'Hot metal' a multi-million-dollar headache in B.C.

Businesses and individuals in B.C. are spending millions of dollars every year replacing stolen metals and wire, thanks both to thieves and to unscrupulous dealers willing to look the other way when offered "hot" scrap.

Businesses and individuals in B.C. are spending millions of dollars every year replacing stolen metals and wire, thanks both to thieves and to unscrupulous dealers willing to look the other way when offered "hot" scrap.

A CBC-Vancouver Sun investigation this week has revealed that while many scrap dealers refuse to buy metals from people without proper identification or who offer metals that are likely stolen, other dealers are not so reluctant.

And the costs of the black market trade are mounting.

Advanced Integration Technology, of Langley, B.C. has been hit at least six times in the past six months by metal thieves.

The company manufactures specialized tools used in aircraft assembly and accumulates significant amounts of scrap metal. It stores the scrap in large bins and periodically sells it to scrap dealers — unless thieves break in and get it first.

"It's cost us about $12,000 just for scrap metal theft," said general manager Stephen Taylor-Lewis. "I see them as vultures."

Telus hardest hit

By far, the biggest metal theft victim in B.C. is Telus — and the telephone customers whose communications are cut off whenever a theft occurs.

Thieves hit the company 380 times in 2011, says spokesman Shawn Hall.

"That cost us about $19 million to tackle, and we're on track to meet or exceed that this year," Hall said.

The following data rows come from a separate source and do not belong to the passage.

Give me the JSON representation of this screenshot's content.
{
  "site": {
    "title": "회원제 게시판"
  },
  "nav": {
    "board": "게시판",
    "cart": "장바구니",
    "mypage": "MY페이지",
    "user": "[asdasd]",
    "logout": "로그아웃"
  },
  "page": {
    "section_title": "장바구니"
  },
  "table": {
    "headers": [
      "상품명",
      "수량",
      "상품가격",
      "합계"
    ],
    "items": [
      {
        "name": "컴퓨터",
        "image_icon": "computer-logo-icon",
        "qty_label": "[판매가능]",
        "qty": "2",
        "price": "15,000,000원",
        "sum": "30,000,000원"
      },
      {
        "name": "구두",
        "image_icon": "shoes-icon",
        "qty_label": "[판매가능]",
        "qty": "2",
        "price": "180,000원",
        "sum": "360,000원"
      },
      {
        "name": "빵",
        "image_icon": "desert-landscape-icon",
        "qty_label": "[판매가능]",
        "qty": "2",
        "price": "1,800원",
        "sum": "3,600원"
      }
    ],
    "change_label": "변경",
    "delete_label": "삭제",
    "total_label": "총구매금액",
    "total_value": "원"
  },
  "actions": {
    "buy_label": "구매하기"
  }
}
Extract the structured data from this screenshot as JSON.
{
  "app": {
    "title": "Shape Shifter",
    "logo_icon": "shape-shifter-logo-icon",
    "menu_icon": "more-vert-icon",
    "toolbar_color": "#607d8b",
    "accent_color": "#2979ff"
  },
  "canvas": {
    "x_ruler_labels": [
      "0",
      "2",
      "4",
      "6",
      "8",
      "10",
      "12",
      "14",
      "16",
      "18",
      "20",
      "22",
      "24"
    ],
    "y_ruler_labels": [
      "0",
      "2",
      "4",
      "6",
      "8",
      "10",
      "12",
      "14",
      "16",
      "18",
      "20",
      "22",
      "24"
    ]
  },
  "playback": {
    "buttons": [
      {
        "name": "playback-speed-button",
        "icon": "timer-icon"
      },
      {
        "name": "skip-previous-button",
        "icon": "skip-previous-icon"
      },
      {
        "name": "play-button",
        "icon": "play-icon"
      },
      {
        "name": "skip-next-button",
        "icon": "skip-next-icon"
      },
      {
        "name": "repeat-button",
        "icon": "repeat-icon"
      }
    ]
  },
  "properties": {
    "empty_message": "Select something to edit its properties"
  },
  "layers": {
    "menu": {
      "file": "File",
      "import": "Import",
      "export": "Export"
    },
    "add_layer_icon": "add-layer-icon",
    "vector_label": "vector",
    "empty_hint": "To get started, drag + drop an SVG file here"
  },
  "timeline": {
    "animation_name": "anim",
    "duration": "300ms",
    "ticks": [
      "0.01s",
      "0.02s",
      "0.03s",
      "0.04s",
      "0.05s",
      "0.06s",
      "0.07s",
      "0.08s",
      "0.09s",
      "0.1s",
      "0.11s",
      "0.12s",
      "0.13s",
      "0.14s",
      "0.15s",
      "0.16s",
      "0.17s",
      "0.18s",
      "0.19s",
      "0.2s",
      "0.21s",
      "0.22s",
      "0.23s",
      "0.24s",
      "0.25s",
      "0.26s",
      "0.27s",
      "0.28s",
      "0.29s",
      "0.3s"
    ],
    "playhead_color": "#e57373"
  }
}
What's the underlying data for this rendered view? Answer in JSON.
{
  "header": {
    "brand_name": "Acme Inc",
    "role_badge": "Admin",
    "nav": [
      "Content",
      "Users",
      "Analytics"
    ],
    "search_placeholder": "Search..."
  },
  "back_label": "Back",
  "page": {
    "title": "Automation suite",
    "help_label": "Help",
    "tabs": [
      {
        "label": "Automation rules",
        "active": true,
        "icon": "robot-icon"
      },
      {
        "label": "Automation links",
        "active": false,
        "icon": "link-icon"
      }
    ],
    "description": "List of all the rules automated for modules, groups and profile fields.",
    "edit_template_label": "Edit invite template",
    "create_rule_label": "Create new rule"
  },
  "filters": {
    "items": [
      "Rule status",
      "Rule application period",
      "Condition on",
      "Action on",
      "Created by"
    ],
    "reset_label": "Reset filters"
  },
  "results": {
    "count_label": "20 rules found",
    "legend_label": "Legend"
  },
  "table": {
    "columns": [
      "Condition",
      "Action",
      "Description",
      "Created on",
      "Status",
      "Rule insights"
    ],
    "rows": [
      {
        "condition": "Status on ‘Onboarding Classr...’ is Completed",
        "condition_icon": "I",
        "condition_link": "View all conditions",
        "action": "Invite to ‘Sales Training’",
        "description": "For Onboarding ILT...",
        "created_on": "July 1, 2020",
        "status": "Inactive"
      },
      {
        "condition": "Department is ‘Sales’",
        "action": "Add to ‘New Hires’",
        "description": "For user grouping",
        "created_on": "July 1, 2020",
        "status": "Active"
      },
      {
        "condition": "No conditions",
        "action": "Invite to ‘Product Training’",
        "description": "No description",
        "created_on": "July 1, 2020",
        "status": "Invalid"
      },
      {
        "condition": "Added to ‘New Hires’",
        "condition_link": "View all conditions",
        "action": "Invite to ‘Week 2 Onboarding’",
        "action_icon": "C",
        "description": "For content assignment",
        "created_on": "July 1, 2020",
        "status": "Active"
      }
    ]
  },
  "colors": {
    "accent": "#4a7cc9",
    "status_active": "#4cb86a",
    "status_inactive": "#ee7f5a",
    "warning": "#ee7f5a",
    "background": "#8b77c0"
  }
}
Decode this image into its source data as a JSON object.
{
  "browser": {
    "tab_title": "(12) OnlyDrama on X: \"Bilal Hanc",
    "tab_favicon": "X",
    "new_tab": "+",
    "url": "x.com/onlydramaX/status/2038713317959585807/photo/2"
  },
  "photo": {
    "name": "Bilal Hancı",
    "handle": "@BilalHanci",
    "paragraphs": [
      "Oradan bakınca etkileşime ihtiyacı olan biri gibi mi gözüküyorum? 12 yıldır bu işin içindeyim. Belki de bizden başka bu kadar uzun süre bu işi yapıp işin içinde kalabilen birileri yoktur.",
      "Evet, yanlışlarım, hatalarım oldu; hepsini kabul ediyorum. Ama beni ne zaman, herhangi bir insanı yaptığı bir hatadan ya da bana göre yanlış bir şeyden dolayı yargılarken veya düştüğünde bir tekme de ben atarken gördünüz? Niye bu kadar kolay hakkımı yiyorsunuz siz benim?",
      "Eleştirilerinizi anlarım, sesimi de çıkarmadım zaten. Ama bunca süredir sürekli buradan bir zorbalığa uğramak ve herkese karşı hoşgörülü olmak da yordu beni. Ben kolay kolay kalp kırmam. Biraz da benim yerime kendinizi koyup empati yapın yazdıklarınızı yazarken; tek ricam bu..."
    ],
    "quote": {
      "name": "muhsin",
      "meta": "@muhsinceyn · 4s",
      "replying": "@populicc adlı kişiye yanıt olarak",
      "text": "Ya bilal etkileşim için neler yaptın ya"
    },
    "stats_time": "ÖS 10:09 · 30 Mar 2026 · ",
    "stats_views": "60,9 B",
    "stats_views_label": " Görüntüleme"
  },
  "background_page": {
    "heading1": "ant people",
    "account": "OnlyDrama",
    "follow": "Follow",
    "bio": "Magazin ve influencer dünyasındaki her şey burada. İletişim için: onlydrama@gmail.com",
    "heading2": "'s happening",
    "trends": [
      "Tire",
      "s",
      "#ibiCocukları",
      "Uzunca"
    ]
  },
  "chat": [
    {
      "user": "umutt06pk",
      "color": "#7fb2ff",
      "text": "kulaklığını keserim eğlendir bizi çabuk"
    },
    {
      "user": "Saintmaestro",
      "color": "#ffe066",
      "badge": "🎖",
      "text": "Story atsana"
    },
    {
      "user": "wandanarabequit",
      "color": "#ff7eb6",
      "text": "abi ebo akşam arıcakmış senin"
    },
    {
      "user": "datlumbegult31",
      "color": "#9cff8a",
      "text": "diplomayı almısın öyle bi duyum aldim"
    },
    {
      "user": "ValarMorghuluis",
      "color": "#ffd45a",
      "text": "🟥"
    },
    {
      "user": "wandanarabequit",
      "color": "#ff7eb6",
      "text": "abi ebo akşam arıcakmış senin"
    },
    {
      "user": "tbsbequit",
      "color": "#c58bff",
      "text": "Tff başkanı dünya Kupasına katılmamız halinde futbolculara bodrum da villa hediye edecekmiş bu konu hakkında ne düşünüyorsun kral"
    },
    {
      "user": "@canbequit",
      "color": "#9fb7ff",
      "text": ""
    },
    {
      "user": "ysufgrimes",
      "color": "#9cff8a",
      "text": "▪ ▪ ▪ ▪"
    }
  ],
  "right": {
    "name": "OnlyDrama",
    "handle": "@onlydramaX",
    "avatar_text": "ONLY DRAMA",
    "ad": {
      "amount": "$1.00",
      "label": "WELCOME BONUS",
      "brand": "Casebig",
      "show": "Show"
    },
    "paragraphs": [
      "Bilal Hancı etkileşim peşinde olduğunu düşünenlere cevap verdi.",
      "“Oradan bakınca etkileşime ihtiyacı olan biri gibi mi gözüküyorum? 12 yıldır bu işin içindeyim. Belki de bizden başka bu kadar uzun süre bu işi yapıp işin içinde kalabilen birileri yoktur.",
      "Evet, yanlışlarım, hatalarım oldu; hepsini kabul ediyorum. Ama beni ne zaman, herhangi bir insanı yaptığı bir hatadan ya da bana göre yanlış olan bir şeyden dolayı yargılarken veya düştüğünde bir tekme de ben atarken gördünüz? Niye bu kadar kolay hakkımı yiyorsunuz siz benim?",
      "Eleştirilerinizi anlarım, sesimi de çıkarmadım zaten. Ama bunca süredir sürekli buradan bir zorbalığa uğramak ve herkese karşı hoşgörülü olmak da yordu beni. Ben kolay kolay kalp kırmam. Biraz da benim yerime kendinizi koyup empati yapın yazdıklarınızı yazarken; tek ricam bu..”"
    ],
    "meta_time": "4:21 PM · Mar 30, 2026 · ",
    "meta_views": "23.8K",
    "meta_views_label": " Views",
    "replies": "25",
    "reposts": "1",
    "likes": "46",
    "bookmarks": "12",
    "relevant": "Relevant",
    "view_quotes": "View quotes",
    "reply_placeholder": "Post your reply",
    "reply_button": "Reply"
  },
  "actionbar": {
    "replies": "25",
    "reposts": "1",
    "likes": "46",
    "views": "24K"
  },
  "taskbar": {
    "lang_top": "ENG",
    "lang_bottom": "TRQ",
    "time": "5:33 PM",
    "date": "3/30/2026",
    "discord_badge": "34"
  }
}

Stephen Taylor-Lewis shows CBC reporter Eric Rankin areas where metal has been stolen from his businesses. (CBC)

One theft last week cut service to 500 Langley customers, and Hall said it's more than just an expensive inconvenience — it could cost a life.

"It’s only a matter of time, really, before one of our customers picks up the phone to dial 911 and they can't get through and they die."

It’s not just businesses that are victimized.

Wire ripped from walls

Homeowner Paul Roop was having his family's dream house built in Surrey's upscale Panorama Ridge neighbourhood when thieves entered the partially completed building overnight and tore out the copper wiring.

"They ripped the wiring off from the walls and [took] it away," Roop said.

Cost of Metal Theft

  • Thieves stole live Telus cable 380 times in 2011 at a cost of $19 million.
  • Last year, the City of Surrey spent $2.8 million to repair street light wire, up from $15,000 in 2005.  Based on the amount spent so far this year, losses will hit the $3-million range in 2012.
  • The City of Langley spent $146,000 in 2011 to repair stolen wire from streetlights.  So far this year, it has spent $29,000 and that number is expected to spike in the summer months.

Roop said the repair and replacement cost $60,000 and put the completion date for his house back six months, while the profit for the thieves was estimated to be about $100.

"They will come and demolish half of your house, just for $100," he said.

New provincial laws cracking down on dealers who buy from thieves come into effect in July. That’s the only kind of change that will make a difference, said Taylor-Lewis.

"You need to dry up the source of the funding. As long as the scrap metal dealers don’t buy scrap metal from these guys, they'll stop stealing."


With files from the CBC's Eric Rankin